[Cognitive dissonance] people do all in their power to transform conflicting ideas until they become consistent.
It has frequently been implied, and sometimes even pointed out, that the individual strives toward consistency within himself. His opinions and attitudes, for example, tend to exist in clusters that are internally consistent. Certainly one may find exceptions. A person may think Negroes are just as good as whites but would not want any living in his neighborhood; or someone may think little children should be quiet and unobtrusive and yet may be quite proud when his child aggressively captures the attention of his adult guests. When such inconsistencies are found to exist, they may be quite dramatic, but they capture our interest primarily because they stand out in sharp contrast against a back-ground of consistency. It is still overwhelmingly true that related opinions or attitudes are consistent with one another.
Study after study reports such consistency among one per-son's political attitudes, social attitudes, and many others. There is the same kind of consistency between what a person knows or believes and what he does. A person who believes a college education is a good thing will very likely encourage his children to go to college; a child who knows he will be severely punished for some misdemeanor will not commit it or at least will try not to be caught doing it. This is not surprising, of course; it is so much the rule that we take it for granted. Again what captures our attention are the exceptions to otherwise consistent behavior. A person may know that smoking is bad for him and yet continue to smoke; many persons commit crimes even though they know the high probability of being caught and the punishment that awaits them. Granting that consistency is the usual thing, perhaps overwhelmingly so, what about these exceptions which come to mind so readily ? Only rarely, if ever, are they accepted psychologically as inconsistencies by the person involved. Usually more or less successful attempts are made to rationalize them. Thus, the person who continues to smoke, knowing that it is bad for his health, may also feel
(a) he enjoys smoking so much it is worth it;
(b) the chances of his health suffering are not as serious as some would make out;
(c) he can't always avoid every possible dangerous contingency and still live; and
(d) perhaps even if he stopped smoking he would put on weight which is equally bad for his health. So, continuing to smoke is, after all, consistent with his ideas about smoking.
But persons are not always successful in explaining away or in rationalizing inconsistencies to themselves. For one rea-son or another, attempts to achieve consistency may fail. The inconsistency then simply continues to exist.

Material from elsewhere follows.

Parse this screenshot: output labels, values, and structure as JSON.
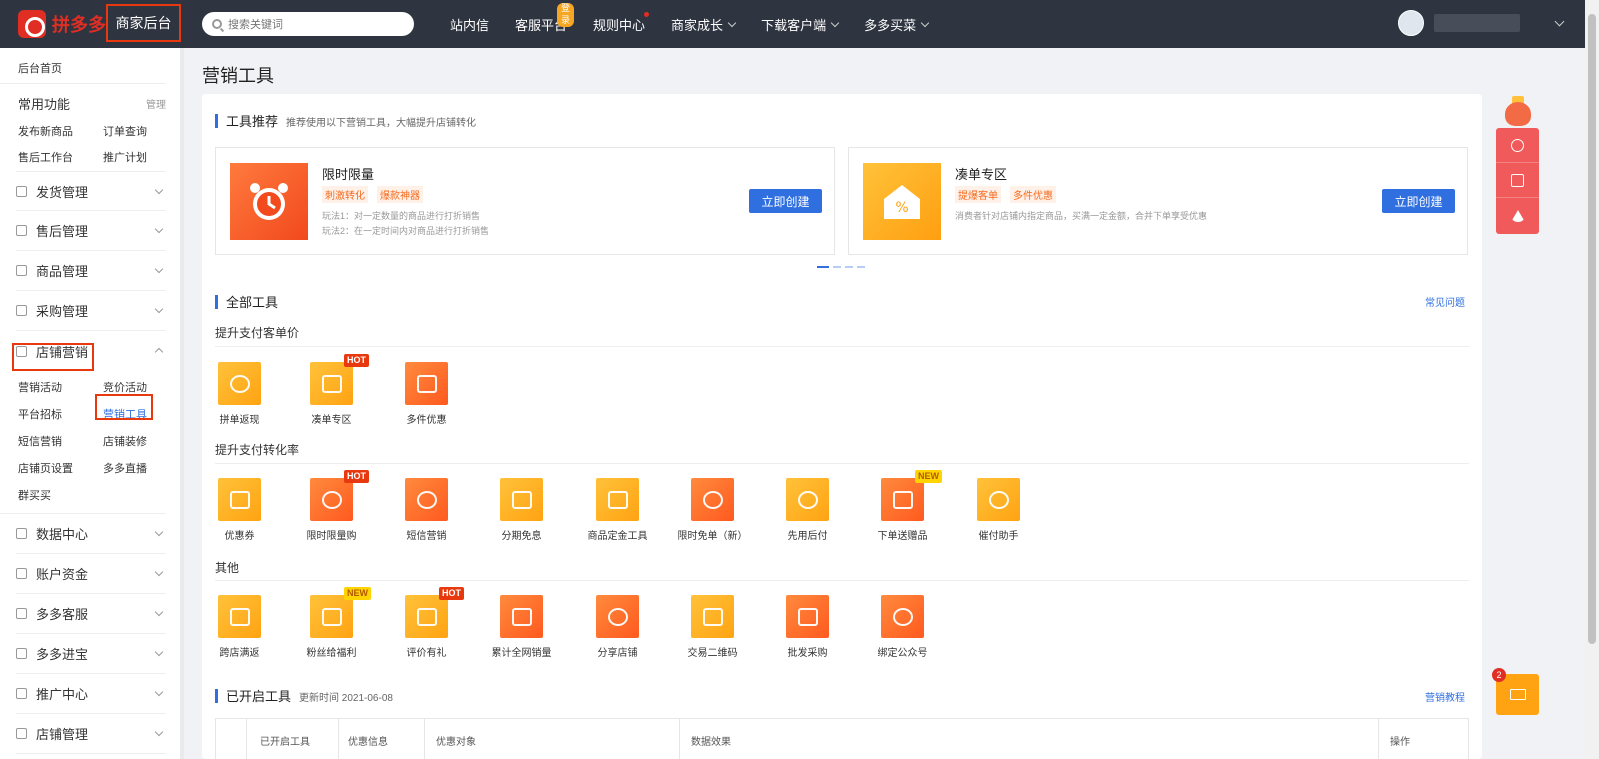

Under such circumstances—that is, in the presence of an inconsistency—there is psychological discomfort. The basic hypotheses, the ramifications and implications of which will be explored in the remainder of this book, can now be stated. First, I will replace the word "inconsistency" with a term which has less of a logical connotation, namely, dissonance. I will likewise replace the word "consistency" with a more neutral term, namely, consonance. A more formal definition of these terms will be given shortly; for the moment, let us try to get along with the implicit meaning they have acquired as a result of the preceding discussion. The basic hypotheses I wish to state are as follows:

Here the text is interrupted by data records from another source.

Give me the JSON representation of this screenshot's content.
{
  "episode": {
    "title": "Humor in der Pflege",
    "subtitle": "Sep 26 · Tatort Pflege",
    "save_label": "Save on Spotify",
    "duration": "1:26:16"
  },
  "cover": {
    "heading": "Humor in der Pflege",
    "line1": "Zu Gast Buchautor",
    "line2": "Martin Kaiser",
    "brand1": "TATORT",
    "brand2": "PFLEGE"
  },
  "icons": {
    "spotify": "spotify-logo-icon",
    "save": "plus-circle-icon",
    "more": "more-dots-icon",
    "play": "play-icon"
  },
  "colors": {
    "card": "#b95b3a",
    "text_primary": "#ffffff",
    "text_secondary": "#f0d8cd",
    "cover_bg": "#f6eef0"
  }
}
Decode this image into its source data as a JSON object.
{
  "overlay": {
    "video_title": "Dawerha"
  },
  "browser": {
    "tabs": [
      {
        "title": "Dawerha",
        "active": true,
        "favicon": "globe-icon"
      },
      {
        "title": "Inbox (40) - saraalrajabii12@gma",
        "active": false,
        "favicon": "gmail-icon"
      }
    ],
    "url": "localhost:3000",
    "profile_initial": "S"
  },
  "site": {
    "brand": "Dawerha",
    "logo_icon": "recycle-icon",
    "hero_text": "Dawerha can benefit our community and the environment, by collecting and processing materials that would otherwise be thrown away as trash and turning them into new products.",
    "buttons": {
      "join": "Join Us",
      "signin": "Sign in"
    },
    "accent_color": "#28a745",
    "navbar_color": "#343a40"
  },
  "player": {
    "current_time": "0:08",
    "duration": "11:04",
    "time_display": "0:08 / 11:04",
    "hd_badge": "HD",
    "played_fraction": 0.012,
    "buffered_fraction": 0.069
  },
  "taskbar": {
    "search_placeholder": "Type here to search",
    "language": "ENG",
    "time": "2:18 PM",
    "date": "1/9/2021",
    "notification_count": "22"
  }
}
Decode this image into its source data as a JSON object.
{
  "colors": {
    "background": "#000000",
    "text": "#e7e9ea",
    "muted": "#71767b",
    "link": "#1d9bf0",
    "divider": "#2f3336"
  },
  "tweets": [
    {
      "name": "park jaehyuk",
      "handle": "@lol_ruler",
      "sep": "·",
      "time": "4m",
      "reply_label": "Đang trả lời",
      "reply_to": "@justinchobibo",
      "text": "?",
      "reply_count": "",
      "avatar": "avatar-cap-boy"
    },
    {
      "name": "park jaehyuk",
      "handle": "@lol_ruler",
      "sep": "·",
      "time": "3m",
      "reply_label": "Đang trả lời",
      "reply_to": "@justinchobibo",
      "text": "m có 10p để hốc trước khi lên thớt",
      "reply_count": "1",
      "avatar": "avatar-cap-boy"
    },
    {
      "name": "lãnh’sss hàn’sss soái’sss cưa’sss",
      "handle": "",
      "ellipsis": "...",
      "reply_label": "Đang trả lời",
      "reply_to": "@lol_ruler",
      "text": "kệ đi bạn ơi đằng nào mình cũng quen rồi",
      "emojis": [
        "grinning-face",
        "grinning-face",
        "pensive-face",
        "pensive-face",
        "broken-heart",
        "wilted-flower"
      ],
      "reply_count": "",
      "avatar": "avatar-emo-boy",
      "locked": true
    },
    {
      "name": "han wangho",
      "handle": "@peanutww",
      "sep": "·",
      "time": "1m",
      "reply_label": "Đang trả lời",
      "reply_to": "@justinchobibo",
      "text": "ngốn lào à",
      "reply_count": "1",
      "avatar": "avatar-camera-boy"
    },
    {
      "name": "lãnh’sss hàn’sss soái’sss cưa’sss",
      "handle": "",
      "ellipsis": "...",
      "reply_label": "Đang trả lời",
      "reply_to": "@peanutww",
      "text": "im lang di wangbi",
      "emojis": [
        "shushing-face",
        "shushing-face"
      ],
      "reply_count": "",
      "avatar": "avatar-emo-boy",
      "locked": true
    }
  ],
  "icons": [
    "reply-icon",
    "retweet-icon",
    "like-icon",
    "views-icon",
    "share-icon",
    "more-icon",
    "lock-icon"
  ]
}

1. The existence of dissonance, being psychologically un-comfortable, will motivate the person to try to reduce the dissonance and achieve consonance.
2. When dissonance is present, in addition to trying to re-duce it, the person will actively avoid situations and information which would likely increase the dissonance.
Before proceeding to develop this theory of dissonance and the pressures to reduce it, it would be well to clarify the nature of dissonance, what kind of a concept it is, and where the theory concerning it will lead. The two hypotheses stated above provide a good starting point for this clarification. While they refer here specifically to dissonance, they are in fact very general hypotheses. In place of "dissonance" one can substitute other notions similar in nature, such as "hunger," "frustration," or "disequilibrium," and the hypotheses would still make perfectly good sense.
In short, I am proposing that dissonance, that is, the existence of nonfitting relations among cognitions, is a motivating factor in its own right. By the term cognition, here and in the remainder of the book, I mean any knowledge, opinion, or belief about the environment, about oneself, or about one's behavior.
Cognitive dissonance can be seen as an antecedent condition which leads to activity oriented toward dissonance reduction just as hunger leads to activity oriented toward hunger reduction. It is a very different motivation from what psychologists are used to dealing with but, as we shall see, nonetheless powerful.
Conventional face-to-face social interactions allow the development of multiple neurocognitive processes and related neural networks that support our ability to ...
The great paradox of the brain is that everything you know about the world is provided to you by an organ that has itself never seen that world. The brain exists in silence and darkness, like a dungeoned prisoner. It has no pain receptors, literally no feelings. It has never felt warm sunshine or a soft breeze. To your brain, the world is just a stream of electrical pulses, like taps of Morse code. And out of this bare and neutral information it creates for you—quite literally creates—a vibrant, three-dimensional, sensually engaging universe. Your brain is you. Everything else is just plumbing and scaffolding.
It has often and confidently been asserted, that man's origin can never be known: but ignorance more frequently begets confidence than does knowledge: it is those who know little, and not those who know much, who so positively assert that this or that problem will never be solved by science.